# RECORDS FOR THE EXERCISE

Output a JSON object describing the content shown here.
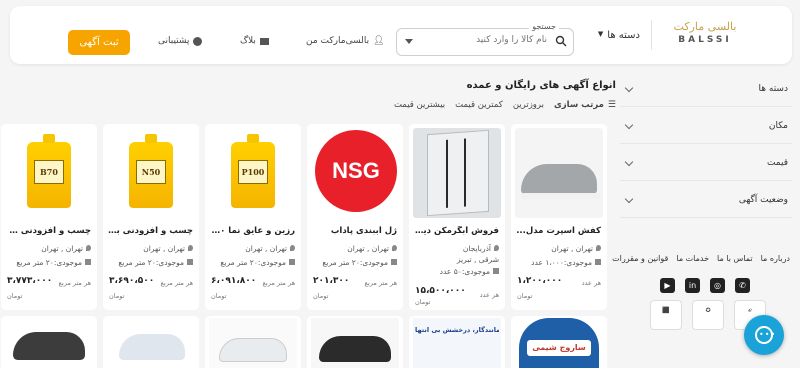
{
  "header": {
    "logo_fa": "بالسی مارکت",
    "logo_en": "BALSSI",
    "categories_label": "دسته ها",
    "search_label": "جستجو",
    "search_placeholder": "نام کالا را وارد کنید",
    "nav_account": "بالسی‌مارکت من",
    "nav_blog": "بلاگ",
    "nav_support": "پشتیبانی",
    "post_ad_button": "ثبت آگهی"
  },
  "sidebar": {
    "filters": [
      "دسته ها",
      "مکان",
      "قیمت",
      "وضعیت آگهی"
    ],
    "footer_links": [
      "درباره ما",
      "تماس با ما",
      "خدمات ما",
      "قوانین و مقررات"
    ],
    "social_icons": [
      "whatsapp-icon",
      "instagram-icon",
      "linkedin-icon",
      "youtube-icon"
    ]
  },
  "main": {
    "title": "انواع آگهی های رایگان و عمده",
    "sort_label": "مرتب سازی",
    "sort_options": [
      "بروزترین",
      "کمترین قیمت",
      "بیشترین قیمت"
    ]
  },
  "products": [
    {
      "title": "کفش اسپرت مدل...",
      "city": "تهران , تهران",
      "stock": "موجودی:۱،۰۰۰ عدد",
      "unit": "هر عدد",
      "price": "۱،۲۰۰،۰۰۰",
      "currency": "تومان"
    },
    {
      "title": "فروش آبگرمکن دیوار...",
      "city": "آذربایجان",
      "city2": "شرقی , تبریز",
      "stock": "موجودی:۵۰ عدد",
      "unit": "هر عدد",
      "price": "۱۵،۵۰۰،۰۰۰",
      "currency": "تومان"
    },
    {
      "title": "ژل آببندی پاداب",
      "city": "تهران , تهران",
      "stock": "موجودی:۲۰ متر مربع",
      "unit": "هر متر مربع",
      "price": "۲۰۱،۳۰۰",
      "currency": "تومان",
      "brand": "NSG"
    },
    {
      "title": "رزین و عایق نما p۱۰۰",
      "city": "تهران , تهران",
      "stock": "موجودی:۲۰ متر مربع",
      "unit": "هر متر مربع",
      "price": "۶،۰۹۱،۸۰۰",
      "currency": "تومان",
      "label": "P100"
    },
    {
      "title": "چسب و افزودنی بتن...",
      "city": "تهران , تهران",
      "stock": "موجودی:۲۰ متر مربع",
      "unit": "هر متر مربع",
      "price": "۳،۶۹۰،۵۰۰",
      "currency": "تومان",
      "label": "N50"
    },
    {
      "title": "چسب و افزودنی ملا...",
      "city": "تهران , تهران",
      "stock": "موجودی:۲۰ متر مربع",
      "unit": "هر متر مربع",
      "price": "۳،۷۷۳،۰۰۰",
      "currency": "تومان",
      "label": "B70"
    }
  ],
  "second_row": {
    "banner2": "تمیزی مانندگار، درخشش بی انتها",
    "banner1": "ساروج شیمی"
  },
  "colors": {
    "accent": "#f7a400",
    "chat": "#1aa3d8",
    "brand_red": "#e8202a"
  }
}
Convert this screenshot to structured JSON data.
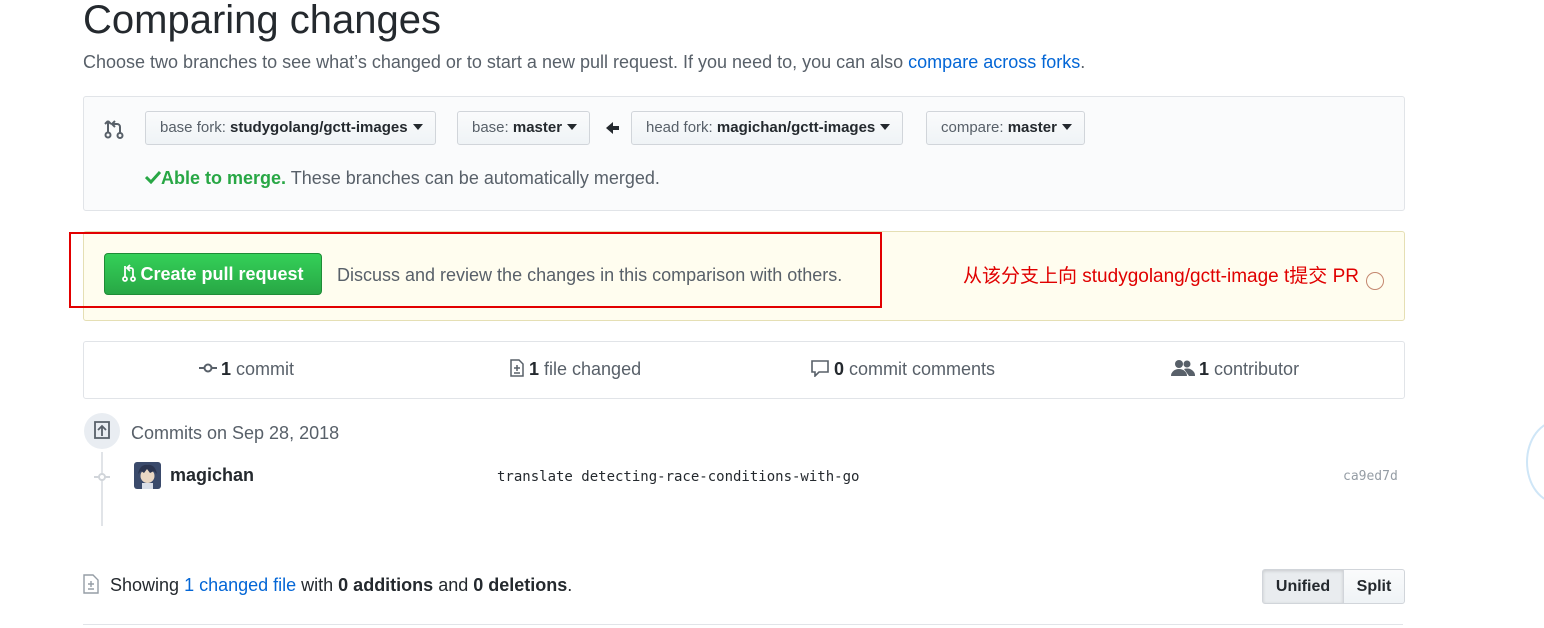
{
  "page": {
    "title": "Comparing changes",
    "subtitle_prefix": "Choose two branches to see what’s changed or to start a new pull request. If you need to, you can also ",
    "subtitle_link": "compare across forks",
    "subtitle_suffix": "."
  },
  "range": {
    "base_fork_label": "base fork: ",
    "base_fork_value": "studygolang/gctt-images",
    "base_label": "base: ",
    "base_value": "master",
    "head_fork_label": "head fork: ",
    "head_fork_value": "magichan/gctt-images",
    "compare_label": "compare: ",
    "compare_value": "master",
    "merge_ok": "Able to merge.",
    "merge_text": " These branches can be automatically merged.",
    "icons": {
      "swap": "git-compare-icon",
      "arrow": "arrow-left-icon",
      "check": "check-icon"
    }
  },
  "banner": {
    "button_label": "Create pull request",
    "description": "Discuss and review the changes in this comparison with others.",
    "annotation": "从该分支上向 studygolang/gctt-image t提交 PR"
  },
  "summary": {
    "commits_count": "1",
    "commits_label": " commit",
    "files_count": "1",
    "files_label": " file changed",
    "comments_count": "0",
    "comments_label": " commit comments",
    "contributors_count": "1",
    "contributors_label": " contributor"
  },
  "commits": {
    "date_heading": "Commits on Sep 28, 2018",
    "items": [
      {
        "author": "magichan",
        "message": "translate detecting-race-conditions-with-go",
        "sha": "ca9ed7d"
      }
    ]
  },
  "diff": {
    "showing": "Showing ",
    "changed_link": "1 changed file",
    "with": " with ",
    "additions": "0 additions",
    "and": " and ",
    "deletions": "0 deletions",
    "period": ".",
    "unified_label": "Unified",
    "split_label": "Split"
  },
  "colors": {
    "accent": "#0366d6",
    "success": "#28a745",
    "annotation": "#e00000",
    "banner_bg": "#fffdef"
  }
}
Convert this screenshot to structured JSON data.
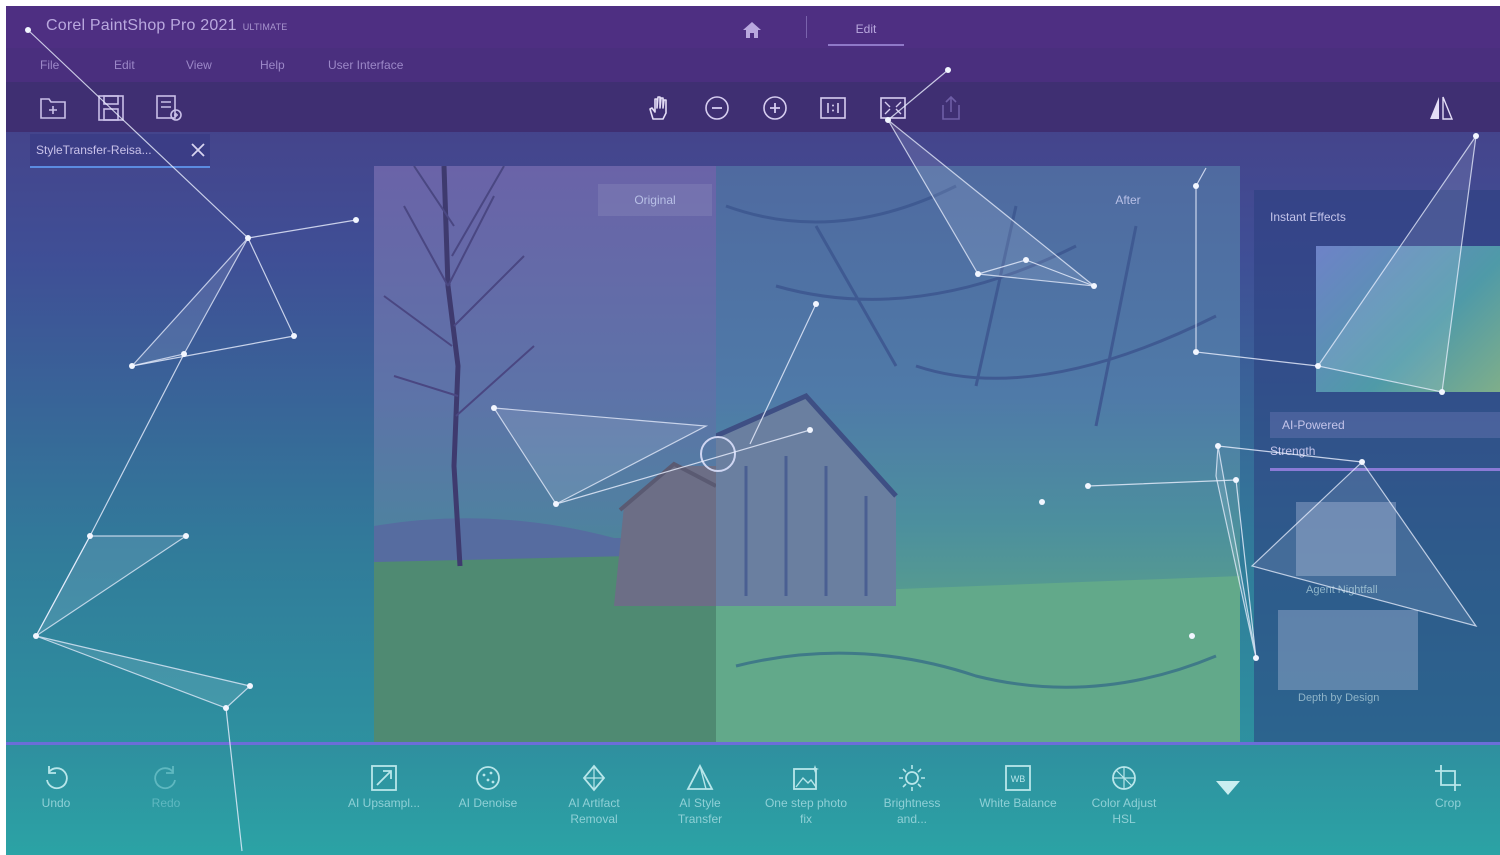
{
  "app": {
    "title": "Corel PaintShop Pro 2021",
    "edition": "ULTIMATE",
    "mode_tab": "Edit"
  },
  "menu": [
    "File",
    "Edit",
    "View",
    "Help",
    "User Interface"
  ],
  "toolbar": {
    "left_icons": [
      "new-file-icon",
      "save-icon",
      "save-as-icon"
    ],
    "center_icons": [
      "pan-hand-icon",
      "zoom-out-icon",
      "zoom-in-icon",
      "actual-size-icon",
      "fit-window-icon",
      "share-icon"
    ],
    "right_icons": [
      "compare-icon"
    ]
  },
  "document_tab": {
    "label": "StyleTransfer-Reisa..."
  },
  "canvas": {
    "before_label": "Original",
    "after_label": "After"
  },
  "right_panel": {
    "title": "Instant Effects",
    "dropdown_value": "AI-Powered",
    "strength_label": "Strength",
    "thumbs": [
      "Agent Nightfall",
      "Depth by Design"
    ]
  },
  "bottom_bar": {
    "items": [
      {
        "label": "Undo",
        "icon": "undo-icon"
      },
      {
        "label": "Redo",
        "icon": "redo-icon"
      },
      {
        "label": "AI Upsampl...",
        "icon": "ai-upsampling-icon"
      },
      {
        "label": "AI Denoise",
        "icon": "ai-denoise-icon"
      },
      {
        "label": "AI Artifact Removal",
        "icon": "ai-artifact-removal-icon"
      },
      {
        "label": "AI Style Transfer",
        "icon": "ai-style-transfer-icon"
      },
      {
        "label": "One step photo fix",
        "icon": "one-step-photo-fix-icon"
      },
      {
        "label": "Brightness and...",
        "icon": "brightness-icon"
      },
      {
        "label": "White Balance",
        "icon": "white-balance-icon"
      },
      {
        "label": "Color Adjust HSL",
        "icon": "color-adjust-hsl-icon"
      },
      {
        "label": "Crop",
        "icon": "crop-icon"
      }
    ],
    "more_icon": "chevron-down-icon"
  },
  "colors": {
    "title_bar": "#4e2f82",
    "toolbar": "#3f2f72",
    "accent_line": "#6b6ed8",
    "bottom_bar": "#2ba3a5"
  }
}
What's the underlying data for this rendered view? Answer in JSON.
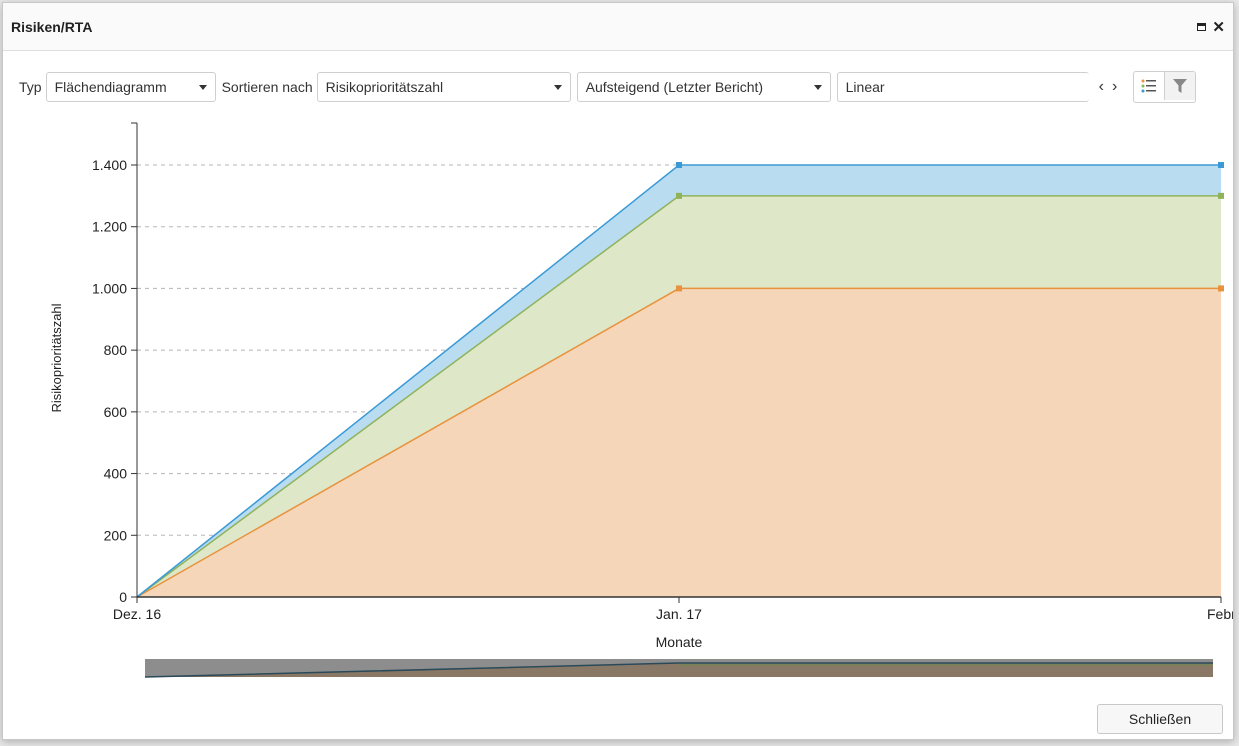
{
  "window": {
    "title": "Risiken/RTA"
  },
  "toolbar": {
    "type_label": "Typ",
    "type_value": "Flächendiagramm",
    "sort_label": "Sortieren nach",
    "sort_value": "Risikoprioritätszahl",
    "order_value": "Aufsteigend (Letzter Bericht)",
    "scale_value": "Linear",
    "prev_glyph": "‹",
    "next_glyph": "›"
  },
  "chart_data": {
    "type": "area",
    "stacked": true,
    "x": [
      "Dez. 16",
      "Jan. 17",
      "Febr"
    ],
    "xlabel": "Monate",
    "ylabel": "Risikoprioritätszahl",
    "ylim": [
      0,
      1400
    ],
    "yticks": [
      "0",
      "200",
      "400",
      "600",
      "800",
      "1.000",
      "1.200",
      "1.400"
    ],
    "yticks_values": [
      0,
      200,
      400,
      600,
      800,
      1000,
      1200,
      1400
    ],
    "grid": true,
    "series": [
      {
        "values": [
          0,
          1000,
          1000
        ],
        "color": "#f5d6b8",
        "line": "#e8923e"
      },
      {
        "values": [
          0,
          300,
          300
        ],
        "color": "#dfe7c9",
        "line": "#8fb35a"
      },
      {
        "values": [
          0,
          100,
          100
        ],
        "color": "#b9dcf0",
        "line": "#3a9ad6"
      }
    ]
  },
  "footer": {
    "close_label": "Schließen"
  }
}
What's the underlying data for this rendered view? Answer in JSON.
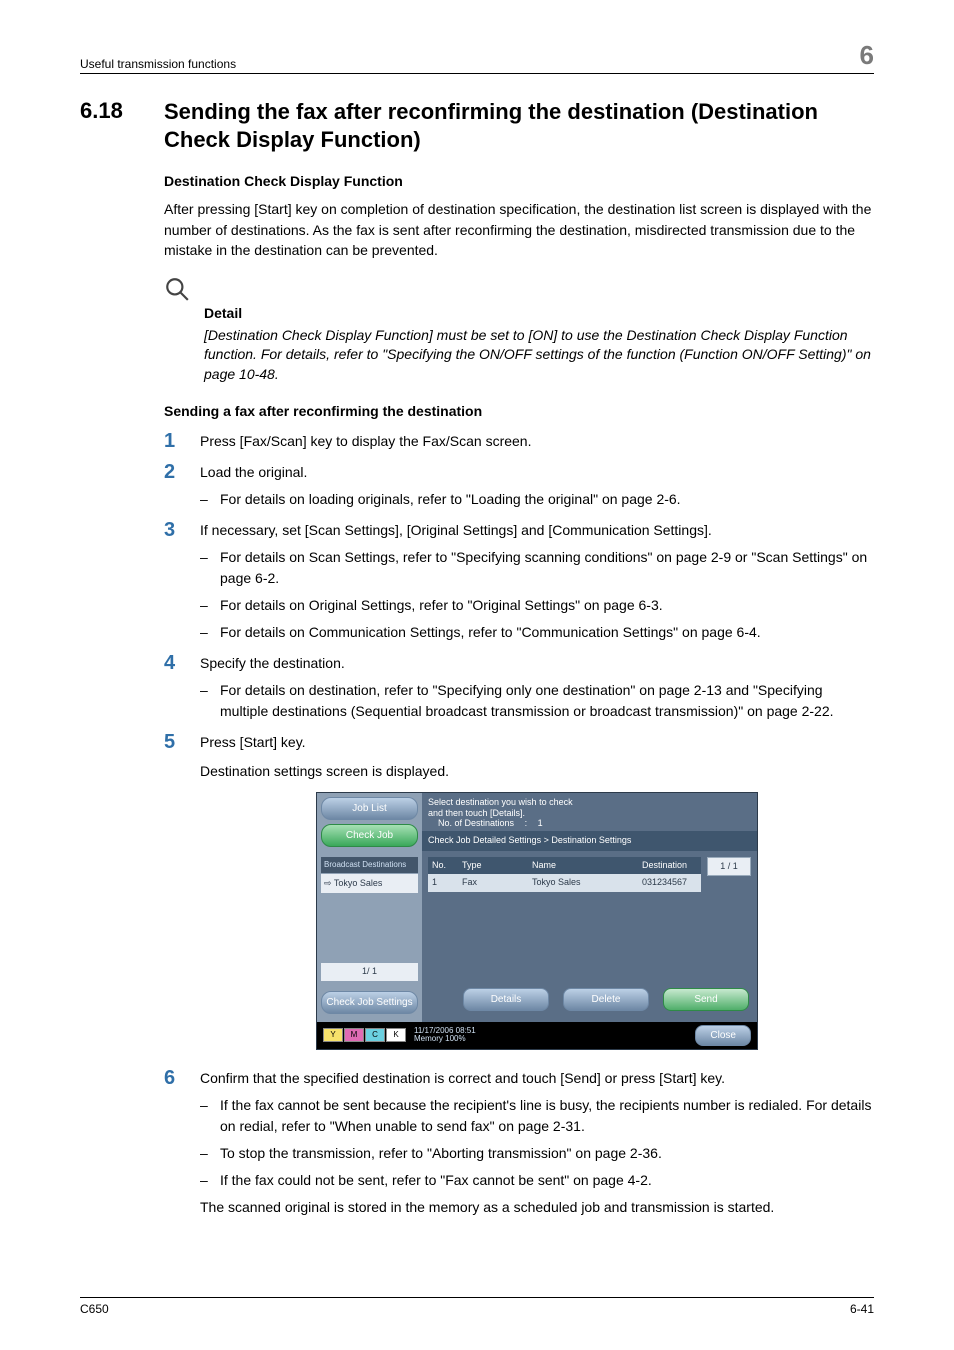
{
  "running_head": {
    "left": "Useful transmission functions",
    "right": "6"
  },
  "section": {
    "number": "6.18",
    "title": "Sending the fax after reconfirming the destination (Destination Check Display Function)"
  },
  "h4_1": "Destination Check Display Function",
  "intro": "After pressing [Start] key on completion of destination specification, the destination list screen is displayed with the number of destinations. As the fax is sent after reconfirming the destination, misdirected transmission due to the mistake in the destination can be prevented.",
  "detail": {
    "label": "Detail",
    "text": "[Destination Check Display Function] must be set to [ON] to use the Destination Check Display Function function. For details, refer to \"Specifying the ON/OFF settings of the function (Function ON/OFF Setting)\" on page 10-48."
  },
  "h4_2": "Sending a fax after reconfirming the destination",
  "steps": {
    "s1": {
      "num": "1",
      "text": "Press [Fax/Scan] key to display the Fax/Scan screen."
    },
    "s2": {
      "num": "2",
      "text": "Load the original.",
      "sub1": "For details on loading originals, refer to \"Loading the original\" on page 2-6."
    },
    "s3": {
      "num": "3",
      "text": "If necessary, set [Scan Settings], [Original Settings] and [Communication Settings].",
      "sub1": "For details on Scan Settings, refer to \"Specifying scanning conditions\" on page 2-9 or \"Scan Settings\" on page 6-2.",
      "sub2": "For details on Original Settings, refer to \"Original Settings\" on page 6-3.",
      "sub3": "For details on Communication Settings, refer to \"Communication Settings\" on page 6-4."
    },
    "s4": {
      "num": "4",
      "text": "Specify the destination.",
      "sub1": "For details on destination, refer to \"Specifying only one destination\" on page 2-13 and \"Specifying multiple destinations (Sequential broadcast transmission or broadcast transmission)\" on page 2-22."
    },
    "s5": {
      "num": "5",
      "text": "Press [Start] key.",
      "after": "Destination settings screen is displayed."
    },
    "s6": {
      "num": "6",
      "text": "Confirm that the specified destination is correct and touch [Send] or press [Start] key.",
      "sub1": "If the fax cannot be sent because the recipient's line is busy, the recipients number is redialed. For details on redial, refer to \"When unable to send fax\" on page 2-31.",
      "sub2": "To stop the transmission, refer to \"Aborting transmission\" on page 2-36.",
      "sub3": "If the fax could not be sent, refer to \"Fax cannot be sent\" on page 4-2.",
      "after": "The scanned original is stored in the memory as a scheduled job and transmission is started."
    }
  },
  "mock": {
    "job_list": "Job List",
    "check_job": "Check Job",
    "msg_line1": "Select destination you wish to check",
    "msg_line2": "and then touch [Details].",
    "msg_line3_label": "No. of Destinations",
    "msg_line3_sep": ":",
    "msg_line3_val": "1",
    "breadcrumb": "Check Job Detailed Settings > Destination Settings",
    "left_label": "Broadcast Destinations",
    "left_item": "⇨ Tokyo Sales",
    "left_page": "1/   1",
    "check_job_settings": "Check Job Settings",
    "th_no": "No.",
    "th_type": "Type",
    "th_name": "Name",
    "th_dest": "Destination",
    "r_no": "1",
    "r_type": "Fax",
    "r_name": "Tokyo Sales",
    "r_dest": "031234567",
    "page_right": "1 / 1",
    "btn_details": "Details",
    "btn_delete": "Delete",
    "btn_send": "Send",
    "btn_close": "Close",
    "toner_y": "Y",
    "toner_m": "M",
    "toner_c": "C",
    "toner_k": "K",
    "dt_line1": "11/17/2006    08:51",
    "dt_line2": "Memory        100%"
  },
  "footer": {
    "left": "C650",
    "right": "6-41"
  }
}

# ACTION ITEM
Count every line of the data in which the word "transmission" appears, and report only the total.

# FINAL ANSWER
5